(Exercise prompt): Are you able to quote each entry exactly as written?

(Data to process):
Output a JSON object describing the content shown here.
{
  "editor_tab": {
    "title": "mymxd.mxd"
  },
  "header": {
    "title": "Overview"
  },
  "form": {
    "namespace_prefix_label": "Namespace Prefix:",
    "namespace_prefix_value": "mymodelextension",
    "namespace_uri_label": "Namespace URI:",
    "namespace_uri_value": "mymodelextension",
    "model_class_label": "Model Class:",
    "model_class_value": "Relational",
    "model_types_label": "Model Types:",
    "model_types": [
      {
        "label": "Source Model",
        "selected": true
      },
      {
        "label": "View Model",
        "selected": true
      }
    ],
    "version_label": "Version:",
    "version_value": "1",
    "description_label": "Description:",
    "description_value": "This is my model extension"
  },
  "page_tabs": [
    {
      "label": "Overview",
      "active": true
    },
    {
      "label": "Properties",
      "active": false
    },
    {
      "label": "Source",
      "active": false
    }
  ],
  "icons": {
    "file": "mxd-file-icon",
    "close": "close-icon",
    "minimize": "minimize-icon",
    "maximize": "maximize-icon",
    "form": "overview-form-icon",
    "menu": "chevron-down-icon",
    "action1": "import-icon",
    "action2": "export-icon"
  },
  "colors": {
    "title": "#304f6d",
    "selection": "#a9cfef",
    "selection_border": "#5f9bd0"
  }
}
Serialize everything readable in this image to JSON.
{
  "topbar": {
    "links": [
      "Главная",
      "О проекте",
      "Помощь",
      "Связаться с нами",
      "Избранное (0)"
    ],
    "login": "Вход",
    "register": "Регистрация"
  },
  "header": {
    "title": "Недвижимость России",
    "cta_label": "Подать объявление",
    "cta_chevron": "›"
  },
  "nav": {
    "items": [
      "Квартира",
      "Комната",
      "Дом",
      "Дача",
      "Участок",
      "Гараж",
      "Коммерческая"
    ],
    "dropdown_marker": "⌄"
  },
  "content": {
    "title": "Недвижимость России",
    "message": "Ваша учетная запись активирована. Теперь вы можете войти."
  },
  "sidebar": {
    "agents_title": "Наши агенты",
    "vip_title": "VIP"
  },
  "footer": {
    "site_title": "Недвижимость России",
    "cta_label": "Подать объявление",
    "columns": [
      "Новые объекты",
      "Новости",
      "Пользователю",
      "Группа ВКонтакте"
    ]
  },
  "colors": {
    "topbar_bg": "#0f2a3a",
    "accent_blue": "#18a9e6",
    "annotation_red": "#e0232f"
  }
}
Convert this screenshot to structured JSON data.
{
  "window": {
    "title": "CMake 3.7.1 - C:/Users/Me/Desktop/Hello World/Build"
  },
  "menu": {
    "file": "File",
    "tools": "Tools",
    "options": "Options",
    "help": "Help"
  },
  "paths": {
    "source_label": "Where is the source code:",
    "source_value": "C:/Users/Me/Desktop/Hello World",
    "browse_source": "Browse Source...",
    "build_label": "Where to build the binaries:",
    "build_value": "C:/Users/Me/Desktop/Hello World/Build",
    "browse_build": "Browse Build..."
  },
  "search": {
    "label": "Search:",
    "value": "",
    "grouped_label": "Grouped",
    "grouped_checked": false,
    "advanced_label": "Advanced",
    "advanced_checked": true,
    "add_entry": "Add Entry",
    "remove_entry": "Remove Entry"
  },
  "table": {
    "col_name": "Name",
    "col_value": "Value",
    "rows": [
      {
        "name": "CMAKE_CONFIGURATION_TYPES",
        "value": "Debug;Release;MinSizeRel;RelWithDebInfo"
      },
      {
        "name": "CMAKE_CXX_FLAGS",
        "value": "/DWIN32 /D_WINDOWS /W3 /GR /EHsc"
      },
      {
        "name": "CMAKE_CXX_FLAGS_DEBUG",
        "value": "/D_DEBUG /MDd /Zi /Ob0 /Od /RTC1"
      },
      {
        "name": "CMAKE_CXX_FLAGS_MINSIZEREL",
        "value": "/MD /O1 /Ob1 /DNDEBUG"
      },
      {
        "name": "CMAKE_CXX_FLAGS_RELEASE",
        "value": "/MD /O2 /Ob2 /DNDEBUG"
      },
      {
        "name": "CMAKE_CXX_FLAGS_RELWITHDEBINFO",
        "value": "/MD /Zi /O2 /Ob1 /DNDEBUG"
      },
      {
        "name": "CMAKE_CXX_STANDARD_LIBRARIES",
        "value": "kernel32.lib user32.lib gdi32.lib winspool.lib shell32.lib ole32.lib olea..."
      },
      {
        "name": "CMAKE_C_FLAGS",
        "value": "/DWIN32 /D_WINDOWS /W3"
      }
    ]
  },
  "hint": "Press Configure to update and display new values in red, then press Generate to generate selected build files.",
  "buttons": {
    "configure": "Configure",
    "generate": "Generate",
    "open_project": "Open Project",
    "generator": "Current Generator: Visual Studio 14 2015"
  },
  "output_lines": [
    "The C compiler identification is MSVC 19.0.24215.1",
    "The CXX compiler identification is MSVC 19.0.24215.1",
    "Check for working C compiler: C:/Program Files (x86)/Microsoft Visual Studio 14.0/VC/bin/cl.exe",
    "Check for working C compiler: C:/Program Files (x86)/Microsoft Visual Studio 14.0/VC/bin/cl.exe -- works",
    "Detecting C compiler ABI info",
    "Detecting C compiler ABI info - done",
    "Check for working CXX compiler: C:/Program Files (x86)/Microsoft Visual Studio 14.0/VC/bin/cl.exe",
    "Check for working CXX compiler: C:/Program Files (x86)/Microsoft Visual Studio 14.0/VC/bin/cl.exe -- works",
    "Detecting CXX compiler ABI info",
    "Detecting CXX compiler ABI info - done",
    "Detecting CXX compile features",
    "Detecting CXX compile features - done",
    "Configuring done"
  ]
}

(Written response):
Output a JSON object describing the content shown here.
{
  "editor_tab": {
    "title": "mymxd.mxd"
  },
  "header": {
    "title": "Overview"
  },
  "form": {
    "namespace_prefix_label": "Namespace Prefix:",
    "namespace_prefix_value": "mymodelextension",
    "namespace_uri_label": "Namespace URI:",
    "namespace_uri_value": "mymodelextension",
    "model_class_label": "Model Class:",
    "model_class_value": "Relational",
    "model_types_label": "Model Types:",
    "model_types": [
      {
        "label": "Source Model",
        "selected": true
      },
      {
        "label": "View Model",
        "selected": true
      }
    ],
    "version_label": "Version:",
    "version_value": "1",
    "description_label": "Description:",
    "description_value": "This is my model extension"
  },
  "page_tabs": [
    {
      "label": "Overview",
      "active": true
    },
    {
      "label": "Properties",
      "active": false
    },
    {
      "label": "Source",
      "active": false
    }
  ],
  "icons": {
    "file": "mxd-file-icon",
    "close": "close-icon",
    "minimize": "minimize-icon",
    "maximize": "maximize-icon",
    "form": "overview-form-icon",
    "menu": "chevron-down-icon",
    "action1": "import-icon",
    "action2": "export-icon"
  },
  "colors": {
    "title": "#304f6d",
    "selection": "#a9cfef",
    "selection_border": "#5f9bd0"
  }
}
Serialize everything readable in this image to JSON.
{
  "topbar": {
    "links": [
      "Главная",
      "О проекте",
      "Помощь",
      "Связаться с нами",
      "Избранное (0)"
    ],
    "login": "Вход",
    "register": "Регистрация"
  },
  "header": {
    "title": "Недвижимость России",
    "cta_label": "Подать объявление",
    "cta_chevron": "›"
  },
  "nav": {
    "items": [
      "Квартира",
      "Комната",
      "Дом",
      "Дача",
      "Участок",
      "Гараж",
      "Коммерческая"
    ],
    "dropdown_marker": "⌄"
  },
  "content": {
    "title": "Недвижимость России",
    "message": "Ваша учетная запись активирована. Теперь вы можете войти."
  },
  "sidebar": {
    "agents_title": "Наши агенты",
    "vip_title": "VIP"
  },
  "footer": {
    "site_title": "Недвижимость России",
    "cta_label": "Подать объявление",
    "columns": [
      "Новые объекты",
      "Новости",
      "Пользователю",
      "Группа ВКонтакте"
    ]
  },
  "colors": {
    "topbar_bg": "#0f2a3a",
    "accent_blue": "#18a9e6",
    "annotation_red": "#e0232f"
  }
}
Convert this screenshot to structured JSON data.
{
  "window": {
    "title": "CMake 3.7.1 - C:/Users/Me/Desktop/Hello World/Build"
  },
  "menu": {
    "file": "File",
    "tools": "Tools",
    "options": "Options",
    "help": "Help"
  },
  "paths": {
    "source_label": "Where is the source code:",
    "source_value": "C:/Users/Me/Desktop/Hello World",
    "browse_source": "Browse Source...",
    "build_label": "Where to build the binaries:",
    "build_value": "C:/Users/Me/Desktop/Hello World/Build",
    "browse_build": "Browse Build..."
  },
  "search": {
    "label": "Search:",
    "value": "",
    "grouped_label": "Grouped",
    "grouped_checked": false,
    "advanced_label": "Advanced",
    "advanced_checked": true,
    "add_entry": "Add Entry",
    "remove_entry": "Remove Entry"
  },
  "table": {
    "col_name": "Name",
    "col_value": "Value",
    "rows": [
      {
        "name": "CMAKE_CONFIGURATION_TYPES",
        "value": "Debug;Release;MinSizeRel;RelWithDebInfo"
      },
      {
        "name": "CMAKE_CXX_FLAGS",
        "value": "/DWIN32 /D_WINDOWS /W3 /GR /EHsc"
      },
      {
        "name": "CMAKE_CXX_FLAGS_DEBUG",
        "value": "/D_DEBUG /MDd /Zi /Ob0 /Od /RTC1"
      },
      {
        "name": "CMAKE_CXX_FLAGS_MINSIZEREL",
        "value": "/MD /O1 /Ob1 /DNDEBUG"
      },
      {
        "name": "CMAKE_CXX_FLAGS_RELEASE",
        "value": "/MD /O2 /Ob2 /DNDEBUG"
      },
      {
        "name": "CMAKE_CXX_FLAGS_RELWITHDEBINFO",
        "value": "/MD /Zi /O2 /Ob1 /DNDEBUG"
      },
      {
        "name": "CMAKE_CXX_STANDARD_LIBRARIES",
        "value": "kernel32.lib user32.lib gdi32.lib winspool.lib shell32.lib ole32.lib olea..."
      },
      {
        "name": "CMAKE_C_FLAGS",
        "value": "/DWIN32 /D_WINDOWS /W3"
      }
    ]
  },
  "hint": "Press Configure to update and display new values in red, then press Generate to generate selected build files.",
  "buttons": {
    "configure": "Configure",
    "generate": "Generate",
    "open_project": "Open Project",
    "generator": "Current Generator: Visual Studio 14 2015"
  },
  "output_lines": [
    "The C compiler identification is MSVC 19.0.24215.1",
    "The CXX compiler identification is MSVC 19.0.24215.1",
    "Check for working C compiler: C:/Program Files (x86)/Microsoft Visual Studio 14.0/VC/bin/cl.exe",
    "Check for working C compiler: C:/Program Files (x86)/Microsoft Visual Studio 14.0/VC/bin/cl.exe -- works",
    "Detecting C compiler ABI info",
    "Detecting C compiler ABI info - done",
    "Check for working CXX compiler: C:/Program Files (x86)/Microsoft Visual Studio 14.0/VC/bin/cl.exe",
    "Check for working CXX compiler: C:/Program Files (x86)/Microsoft Visual Studio 14.0/VC/bin/cl.exe -- works",
    "Detecting CXX compiler ABI info",
    "Detecting CXX compiler ABI info - done",
    "Detecting CXX compile features",
    "Detecting CXX compile features - done",
    "Configuring done"
  ]
}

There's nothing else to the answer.